Will a Magazine Article Terminate Arnold's Career?
This cannot be a happy Valentine's Day for Arnold Schwarzenegger and Maria Shriver, who've been married 16 years. The parents of four daughters are the subjects of a story in the new issue of Premiere magazine called "Arnold the Barbarian," written by investigative reporter John Connolly.
Connolly lifts the veil off the Schwarzenegger mystique, carefully revealing some of the rumors that have swirled around the action star for years. Some of the stories are sordid and scandalous — but Premiere's lawyers took a thorough look at the piece. Indeed, it's been reported that Martin Singer, Schwarzenegger's attorney, has decided not to sue over these matters.
But what matters they are: They concern Arnold's health, marriage, and his behavior toward women. The women, especially, came forward to Connolly with stories that are mind-blowing and, I would think, potentially permanently damaging to Arnold's billion-dollar career.
In one episode, a female producer's husband visits the set. When he leaves, the star demands of the woman: "Is this why you didn't come up to my hotel room last night and ---- my ----." [Readers of this column will appreciate the deleted expletives.]
In another instance, a woman visiting the set of Eraser in 1996 comes upon Arnold in his trailer giving oral sex to a woman. He looked up and said what could become a line more memorable than "Hasta la vista, baby: Eating is not cheating." When the observer ran into him sometime later and repeated the line to him, she said Schwarzenegger laughed.
Connolly also cites a journalist who spent time with Schwarzenegger and his co-star Rachel Ticotin during the shooting of Total Recall. Ticotin, who was then married to NYPD Blue star David Caruso, was seen one night "making out" with Schwarzenegger.
A lawyer who frequents the same Hollywood bistro as Schwarzenegger, Café Roma, told Connolly: "The guy is a real pig. He will say the most disgusting, sexual things to a woman he doesn't know." Makes you wonder what he'd say to a woman he did know!
The pig reference is apt. George Butler, who directed Arnold in his breakthrough film Pumping Iron, told Connolly that Arnold's health is precarious. In 1997, Schwarzenegger revealed that he had elective heart surgery in which a valve was replaced.
Butler clarifies what really happened: "Doctors removed his heart from his body and replaced one of the heart valves with a pig valve. During his recovery, he was rushed back to the operating room, where doctors implanted two more pig valves."
Connolly confers with several doctors who speculate that Schwarzenegger's condition may be the result of his using anabolic steroids when he was a weightlifter. Butler points out that in a scene from Pumping Iron, Schwarzenegger — who used to be on the President's Council for Fitness under the elder George Bush — celebrates a weightlifting win by smoking a large joint.

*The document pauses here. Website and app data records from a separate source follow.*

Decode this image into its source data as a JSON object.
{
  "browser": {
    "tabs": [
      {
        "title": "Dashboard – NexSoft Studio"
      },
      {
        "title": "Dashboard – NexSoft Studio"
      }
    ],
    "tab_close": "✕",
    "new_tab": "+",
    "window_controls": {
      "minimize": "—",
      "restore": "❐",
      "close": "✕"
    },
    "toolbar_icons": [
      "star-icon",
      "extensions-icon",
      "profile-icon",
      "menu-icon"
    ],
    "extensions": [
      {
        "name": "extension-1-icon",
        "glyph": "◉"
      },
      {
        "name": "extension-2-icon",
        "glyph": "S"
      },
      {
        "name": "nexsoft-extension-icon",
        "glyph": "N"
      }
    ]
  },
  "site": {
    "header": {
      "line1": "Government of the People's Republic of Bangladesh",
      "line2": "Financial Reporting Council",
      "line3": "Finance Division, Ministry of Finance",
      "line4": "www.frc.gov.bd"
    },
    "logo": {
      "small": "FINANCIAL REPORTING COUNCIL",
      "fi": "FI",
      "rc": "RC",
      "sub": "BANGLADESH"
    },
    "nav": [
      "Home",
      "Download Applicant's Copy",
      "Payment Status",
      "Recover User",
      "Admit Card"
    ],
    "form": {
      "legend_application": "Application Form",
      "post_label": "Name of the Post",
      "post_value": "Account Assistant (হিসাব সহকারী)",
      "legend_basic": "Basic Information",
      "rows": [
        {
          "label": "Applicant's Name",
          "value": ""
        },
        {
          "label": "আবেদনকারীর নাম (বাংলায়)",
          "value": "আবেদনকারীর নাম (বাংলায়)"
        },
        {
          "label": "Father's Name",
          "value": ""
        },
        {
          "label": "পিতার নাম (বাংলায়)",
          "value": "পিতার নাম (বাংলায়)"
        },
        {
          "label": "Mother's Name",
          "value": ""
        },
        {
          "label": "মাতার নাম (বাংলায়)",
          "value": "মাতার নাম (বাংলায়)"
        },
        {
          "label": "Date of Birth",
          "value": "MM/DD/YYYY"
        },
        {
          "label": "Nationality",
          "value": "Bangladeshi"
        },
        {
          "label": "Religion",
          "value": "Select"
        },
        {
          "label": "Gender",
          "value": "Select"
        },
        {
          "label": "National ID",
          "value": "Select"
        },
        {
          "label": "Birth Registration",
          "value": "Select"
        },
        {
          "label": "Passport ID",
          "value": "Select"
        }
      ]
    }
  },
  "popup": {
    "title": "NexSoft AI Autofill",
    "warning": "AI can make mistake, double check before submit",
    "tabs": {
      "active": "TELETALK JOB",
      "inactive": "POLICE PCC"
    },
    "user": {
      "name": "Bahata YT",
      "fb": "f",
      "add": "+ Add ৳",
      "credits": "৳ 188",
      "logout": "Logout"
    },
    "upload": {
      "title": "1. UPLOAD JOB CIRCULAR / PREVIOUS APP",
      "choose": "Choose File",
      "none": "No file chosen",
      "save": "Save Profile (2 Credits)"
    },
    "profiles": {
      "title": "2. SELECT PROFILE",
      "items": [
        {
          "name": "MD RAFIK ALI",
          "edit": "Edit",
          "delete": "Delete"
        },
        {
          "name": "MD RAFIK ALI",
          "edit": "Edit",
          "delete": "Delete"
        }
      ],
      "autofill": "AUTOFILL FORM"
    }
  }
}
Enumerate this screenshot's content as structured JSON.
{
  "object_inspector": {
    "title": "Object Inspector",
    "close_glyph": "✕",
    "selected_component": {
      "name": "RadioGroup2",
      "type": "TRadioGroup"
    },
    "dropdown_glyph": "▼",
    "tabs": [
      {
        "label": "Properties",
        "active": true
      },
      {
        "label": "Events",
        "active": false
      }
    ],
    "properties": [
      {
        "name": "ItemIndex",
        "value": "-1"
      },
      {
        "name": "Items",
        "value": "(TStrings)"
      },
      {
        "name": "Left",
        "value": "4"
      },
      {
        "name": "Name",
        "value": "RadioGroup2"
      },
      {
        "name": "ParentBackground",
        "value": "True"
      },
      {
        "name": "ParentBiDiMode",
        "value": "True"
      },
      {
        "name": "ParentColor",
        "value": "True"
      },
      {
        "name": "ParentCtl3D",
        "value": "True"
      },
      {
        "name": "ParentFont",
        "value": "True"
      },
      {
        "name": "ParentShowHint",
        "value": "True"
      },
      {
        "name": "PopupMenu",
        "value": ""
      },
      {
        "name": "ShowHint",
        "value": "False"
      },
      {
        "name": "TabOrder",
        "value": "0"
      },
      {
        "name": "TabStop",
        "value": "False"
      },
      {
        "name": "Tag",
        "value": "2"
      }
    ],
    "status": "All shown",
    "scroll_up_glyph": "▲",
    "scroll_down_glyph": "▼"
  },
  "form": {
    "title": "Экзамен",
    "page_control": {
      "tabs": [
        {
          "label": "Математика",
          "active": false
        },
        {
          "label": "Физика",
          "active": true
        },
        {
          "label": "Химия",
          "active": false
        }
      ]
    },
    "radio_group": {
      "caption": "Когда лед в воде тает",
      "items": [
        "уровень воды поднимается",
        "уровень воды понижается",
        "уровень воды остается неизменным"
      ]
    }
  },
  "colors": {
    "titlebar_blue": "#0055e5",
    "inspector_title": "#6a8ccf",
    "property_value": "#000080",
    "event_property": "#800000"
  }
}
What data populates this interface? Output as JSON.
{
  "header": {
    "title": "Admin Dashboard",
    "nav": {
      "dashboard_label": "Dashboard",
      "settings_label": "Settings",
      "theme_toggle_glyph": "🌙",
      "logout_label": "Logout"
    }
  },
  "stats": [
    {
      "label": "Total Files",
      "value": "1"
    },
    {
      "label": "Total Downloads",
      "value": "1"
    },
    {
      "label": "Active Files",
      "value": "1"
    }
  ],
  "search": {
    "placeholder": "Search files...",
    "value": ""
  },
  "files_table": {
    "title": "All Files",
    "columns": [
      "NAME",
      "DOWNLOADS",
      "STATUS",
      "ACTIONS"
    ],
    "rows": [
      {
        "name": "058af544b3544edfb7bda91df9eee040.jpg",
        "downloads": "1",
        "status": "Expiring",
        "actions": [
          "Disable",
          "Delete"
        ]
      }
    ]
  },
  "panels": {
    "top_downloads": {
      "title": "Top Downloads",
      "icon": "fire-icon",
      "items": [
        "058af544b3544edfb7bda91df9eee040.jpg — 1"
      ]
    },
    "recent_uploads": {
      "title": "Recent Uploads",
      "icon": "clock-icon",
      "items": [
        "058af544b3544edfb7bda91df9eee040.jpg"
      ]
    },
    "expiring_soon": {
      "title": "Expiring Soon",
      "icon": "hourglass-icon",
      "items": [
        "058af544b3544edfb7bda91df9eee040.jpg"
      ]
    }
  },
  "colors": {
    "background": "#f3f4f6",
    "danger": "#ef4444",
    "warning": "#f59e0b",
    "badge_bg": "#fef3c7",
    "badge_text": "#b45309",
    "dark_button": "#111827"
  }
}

How did this exposé make it to print? One thing's for sure: For years Arnold employed the kind of high-powered publicists who had enough clout and leverage to pull all of their clients from a magazine that dared take him on.
But more recently Schwarzenegger chose a smaller outfit, just as talented, but without the potential to strike fear in the heart of editors. And so at last we have these horrific tales.
There are still tickets available for tonight's seminar on children at Carnegie Hall, hosted by Michael Jackson. Other child-rearing experts scheduled to appear include Chuck (Love Connection) Woolery.
I am told that Epic Records is hurrying a reissue of Jackson's History, Pt. 1 album for February 27, but with a twist. Instead of a two-record set, Epic will sell only the greatest hits CD, so this History will be revised and cheaper. It's also another part of the brilliant effort to bring back Michael's career by sending his best songs back into the stores before his new album is released.